The cost of the average data breach affecting enterprises has surpassed $1 million, according to recent information technology (IT) security risk data. According to a May survey by cybersecurity company Kaspersky Lab, the average cost of a data security incident for large corporations in 2018 rose to $1.23 million — 24 percent higher than last year’s average of $992,000.
During the same period, the cost of a data breach grew even more, from $88,000 to $120,000, for small and medium-sized businesses (SMBs). Both of these averages were significantly less than the $3.62 million estimated cost reported by the Ponemon Institute in the 2017 Ponemon Cost of Data Breach Study.
The Costliest Data Breach Incidents

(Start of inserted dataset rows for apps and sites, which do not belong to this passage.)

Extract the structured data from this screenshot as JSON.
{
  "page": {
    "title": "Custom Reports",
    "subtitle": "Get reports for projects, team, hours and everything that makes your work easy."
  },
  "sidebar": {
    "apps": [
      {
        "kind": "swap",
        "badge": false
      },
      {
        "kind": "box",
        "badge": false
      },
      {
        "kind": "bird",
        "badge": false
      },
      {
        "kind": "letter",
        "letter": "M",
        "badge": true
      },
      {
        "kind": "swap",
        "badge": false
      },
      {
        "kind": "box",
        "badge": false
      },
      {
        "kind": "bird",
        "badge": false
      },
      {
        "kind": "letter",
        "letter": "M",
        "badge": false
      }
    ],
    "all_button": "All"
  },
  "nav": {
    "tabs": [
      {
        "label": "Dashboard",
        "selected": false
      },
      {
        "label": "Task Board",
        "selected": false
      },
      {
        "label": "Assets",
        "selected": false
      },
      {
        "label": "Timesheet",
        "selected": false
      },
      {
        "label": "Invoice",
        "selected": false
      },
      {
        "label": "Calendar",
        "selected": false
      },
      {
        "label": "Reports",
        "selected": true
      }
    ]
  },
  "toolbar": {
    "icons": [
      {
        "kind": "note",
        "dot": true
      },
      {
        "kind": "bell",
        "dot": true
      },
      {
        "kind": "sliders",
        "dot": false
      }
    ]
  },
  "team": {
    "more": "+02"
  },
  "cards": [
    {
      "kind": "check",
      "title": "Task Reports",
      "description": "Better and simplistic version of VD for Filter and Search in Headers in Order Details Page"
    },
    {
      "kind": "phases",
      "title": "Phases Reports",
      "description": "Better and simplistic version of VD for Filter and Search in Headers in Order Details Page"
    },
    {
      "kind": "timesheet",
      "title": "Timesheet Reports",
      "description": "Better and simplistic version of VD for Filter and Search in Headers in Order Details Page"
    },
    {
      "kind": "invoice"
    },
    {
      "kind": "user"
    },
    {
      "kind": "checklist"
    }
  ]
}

Kaspersky Lab surveyed thousands of IT decision-makers from 29 countries about their organization’s cybersecurity spending, the threats confronting them and the costs of recovering from attacks. Their responses provided insight into the consequences of data breaches and what companies are doing to defend themselves.
Kaspersky Lab found that enterprises and SMBs differed in the costliest types of breaches they suffered. For instance, data breaches resulting from targeted attacks were the most expensive for enterprises at $1.64 million. This was followed by incidents affecting IT infrastructure hosted by a third party and physical loss of company-owned devices or media at $1.47 million and $1.42 million, respectively.

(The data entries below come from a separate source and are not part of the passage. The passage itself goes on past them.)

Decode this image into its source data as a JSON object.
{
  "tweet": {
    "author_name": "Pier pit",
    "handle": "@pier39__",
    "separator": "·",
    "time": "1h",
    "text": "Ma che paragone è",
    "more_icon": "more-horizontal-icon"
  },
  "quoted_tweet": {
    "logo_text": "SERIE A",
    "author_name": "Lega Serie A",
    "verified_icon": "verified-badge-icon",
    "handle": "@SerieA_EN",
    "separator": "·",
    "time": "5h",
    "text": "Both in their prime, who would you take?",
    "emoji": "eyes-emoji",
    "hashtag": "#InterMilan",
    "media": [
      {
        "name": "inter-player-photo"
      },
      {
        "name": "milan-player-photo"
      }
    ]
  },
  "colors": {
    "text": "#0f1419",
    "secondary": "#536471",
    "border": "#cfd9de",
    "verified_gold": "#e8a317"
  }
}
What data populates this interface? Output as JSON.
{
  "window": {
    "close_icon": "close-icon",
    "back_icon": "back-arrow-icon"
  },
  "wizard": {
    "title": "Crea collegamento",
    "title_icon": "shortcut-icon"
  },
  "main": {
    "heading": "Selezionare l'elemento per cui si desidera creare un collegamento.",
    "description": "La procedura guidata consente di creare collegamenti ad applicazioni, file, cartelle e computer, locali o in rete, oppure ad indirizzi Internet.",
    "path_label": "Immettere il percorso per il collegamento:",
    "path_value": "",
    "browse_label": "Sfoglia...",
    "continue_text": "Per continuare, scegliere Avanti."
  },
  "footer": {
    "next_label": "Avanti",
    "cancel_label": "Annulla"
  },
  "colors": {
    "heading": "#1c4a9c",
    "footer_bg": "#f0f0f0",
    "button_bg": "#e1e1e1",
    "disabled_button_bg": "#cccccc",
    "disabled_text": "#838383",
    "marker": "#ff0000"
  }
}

By contrast, SMBs paid the most following an incident that affected third-party IT infrastructure at $179,000. The costs of incidents involving non-computing connected devices ($148,000) and virtualized environments ($146,000) weren’t far behind.
Rising Investments in Cybersecurity

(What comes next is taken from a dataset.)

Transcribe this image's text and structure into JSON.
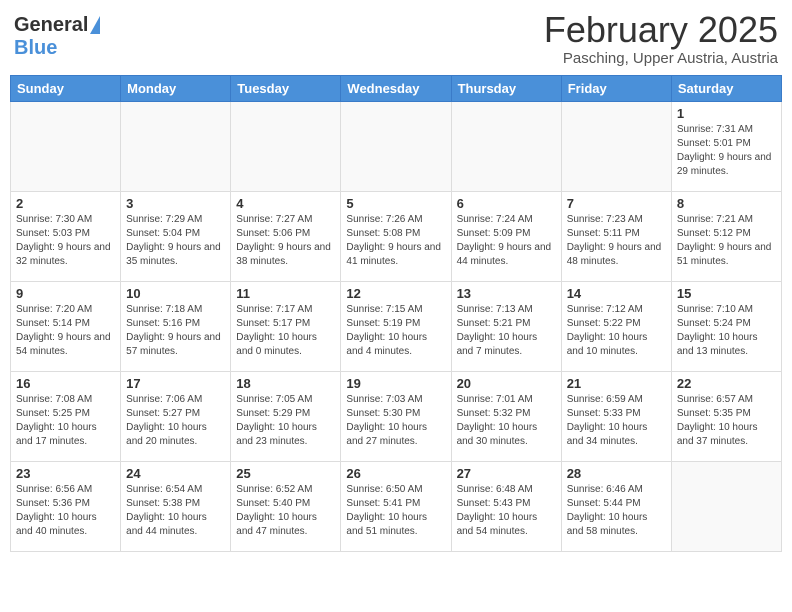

Security budgets will likely continue to grow. According to the 2018 survey, businesses of all sizes are stepping up their IT security spending to counter the risks of costly data breaches. While security budgets for enterprises rose to $8.9 million, spending among SMBs rose from $201,000 in 2017 to $246,000 in 2018. Even very small businesses increased their budgets from $2,400 to $3,900 over the last 12 months.
Maxim Frolov, vice president of global sales at Kaspersky Lab, said these increases reflect the importance of cybersecurity as organizations embrace the cloud and adjust to the digital age.
“Cybersecurity has become not just a line item in IT bills, but a boardroom issue and a business priority for companies,” Frolov said in a company press release. “Businesses expect a strong payoff as the stakes continue to get higher: Besides traditional cybersecurity risks, many companies now have to deal with growing regulatory pressures, for example.”